(Dataset rows describing interfaces)
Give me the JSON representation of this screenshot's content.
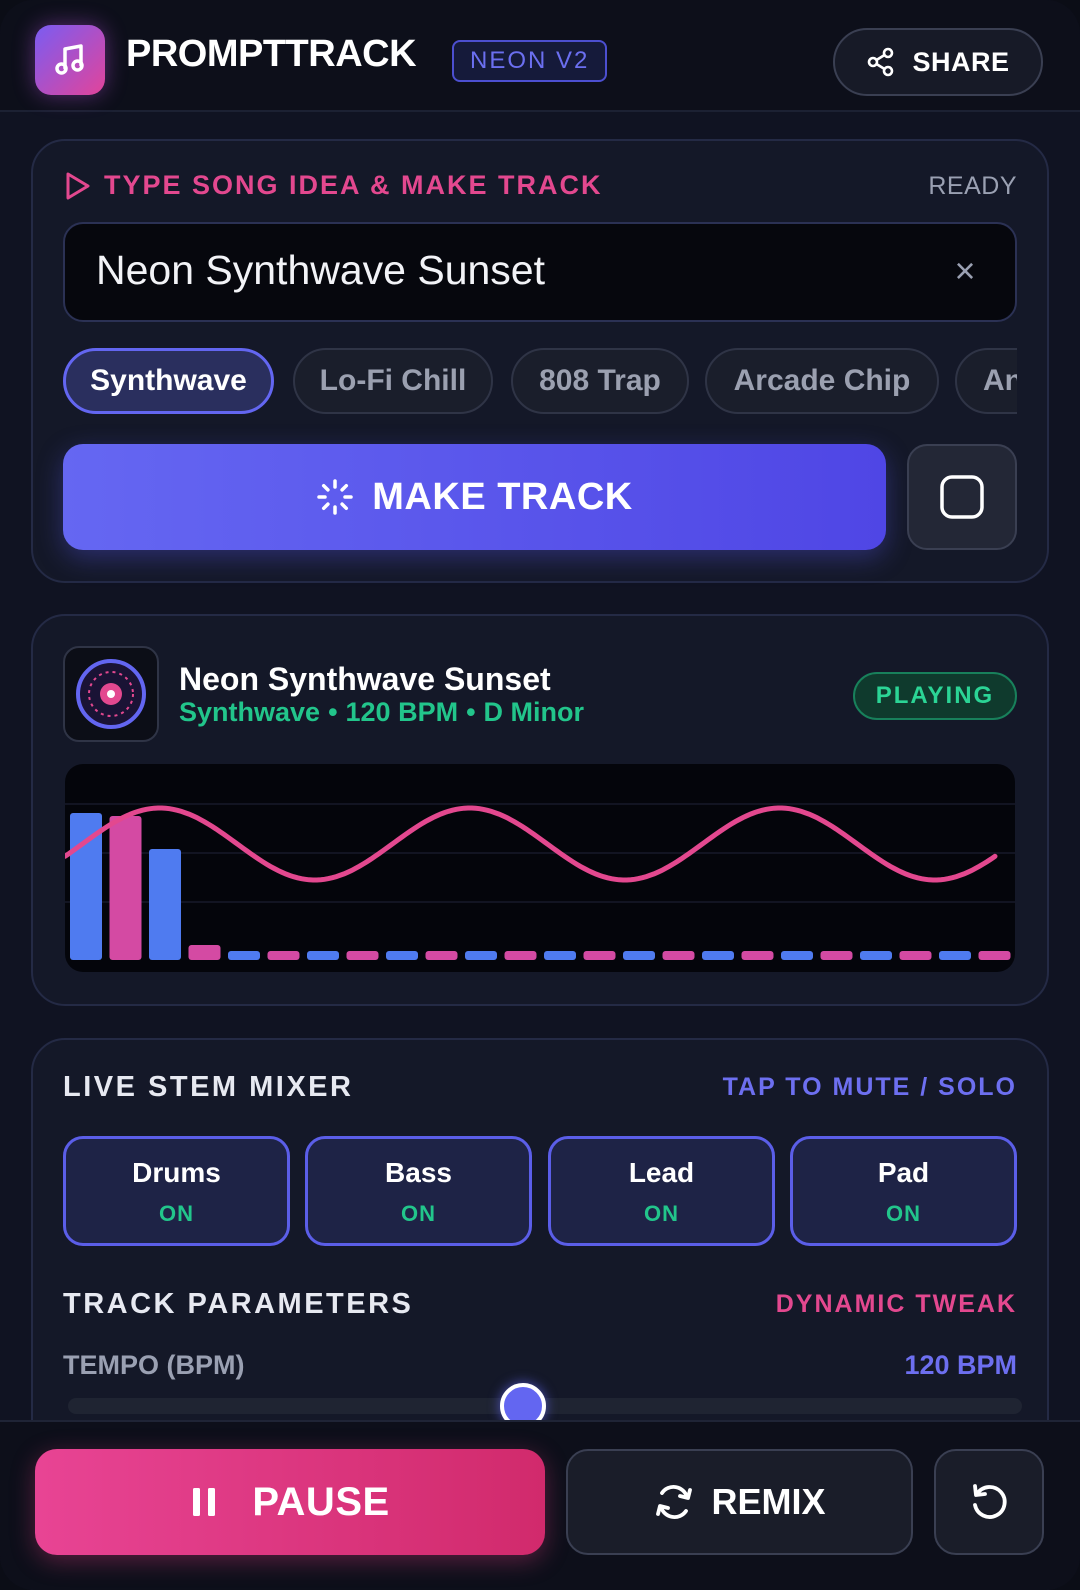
{
  "header": {
    "app_title": "PROMPTTRACK",
    "version_badge": "NEON V2",
    "share_label": "SHARE",
    "logo_icon": "music-note-icon"
  },
  "prompt": {
    "section_label": "TYPE SONG IDEA & MAKE TRACK",
    "status": "READY",
    "input_value": "Neon Synthwave Sunset",
    "clear_symbol": "×",
    "chips": [
      {
        "label": "Synthwave",
        "active": true
      },
      {
        "label": "Lo-Fi Chill",
        "active": false
      },
      {
        "label": "808 Trap",
        "active": false
      },
      {
        "label": "Arcade Chip",
        "active": false
      },
      {
        "label": "An",
        "active": false
      }
    ],
    "make_track_label": "MAKE TRACK"
  },
  "player": {
    "track_title": "Neon Synthwave Sunset",
    "genre": "Synthwave",
    "bpm_text": "120 BPM",
    "key": "D Minor",
    "meta_separator": "•",
    "status_badge": "PLAYING",
    "visualizer": {
      "bar_levels": [
        0.98,
        0.96,
        0.74,
        0.1,
        0.06,
        0.06,
        0.06,
        0.06,
        0.06,
        0.06,
        0.06,
        0.06,
        0.06,
        0.06,
        0.06,
        0.06,
        0.06,
        0.06,
        0.06,
        0.06,
        0.06,
        0.06,
        0.06,
        0.06
      ],
      "wave_cycles": 3
    }
  },
  "mixer": {
    "section_label": "LIVE STEM MIXER",
    "hint": "TAP TO MUTE / SOLO",
    "stems": [
      {
        "name": "Drums",
        "state": "ON"
      },
      {
        "name": "Bass",
        "state": "ON"
      },
      {
        "name": "Lead",
        "state": "ON"
      },
      {
        "name": "Pad",
        "state": "ON"
      }
    ]
  },
  "params": {
    "section_label": "TRACK PARAMETERS",
    "hint": "DYNAMIC TWEAK",
    "tempo_label": "TEMPO (BPM)",
    "tempo_value": "120 BPM"
  },
  "controls": {
    "pause_label": "PAUSE",
    "remix_label": "REMIX"
  },
  "colors": {
    "accent_indigo": "#6366f1",
    "accent_pink": "#e3488f",
    "success_green": "#22c58b"
  }
}
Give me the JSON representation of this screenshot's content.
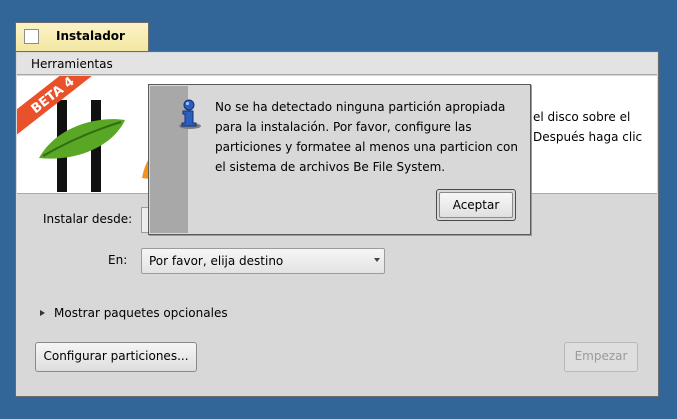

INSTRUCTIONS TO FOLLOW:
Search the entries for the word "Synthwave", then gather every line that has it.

OUTPUT FOR THIS TASK:
    "input_value": "Neon Synthwave Sunset",
        "label": "Synthwave",
    "track_title": "Neon Synthwave Sunset",
    "genre": "Synthwave",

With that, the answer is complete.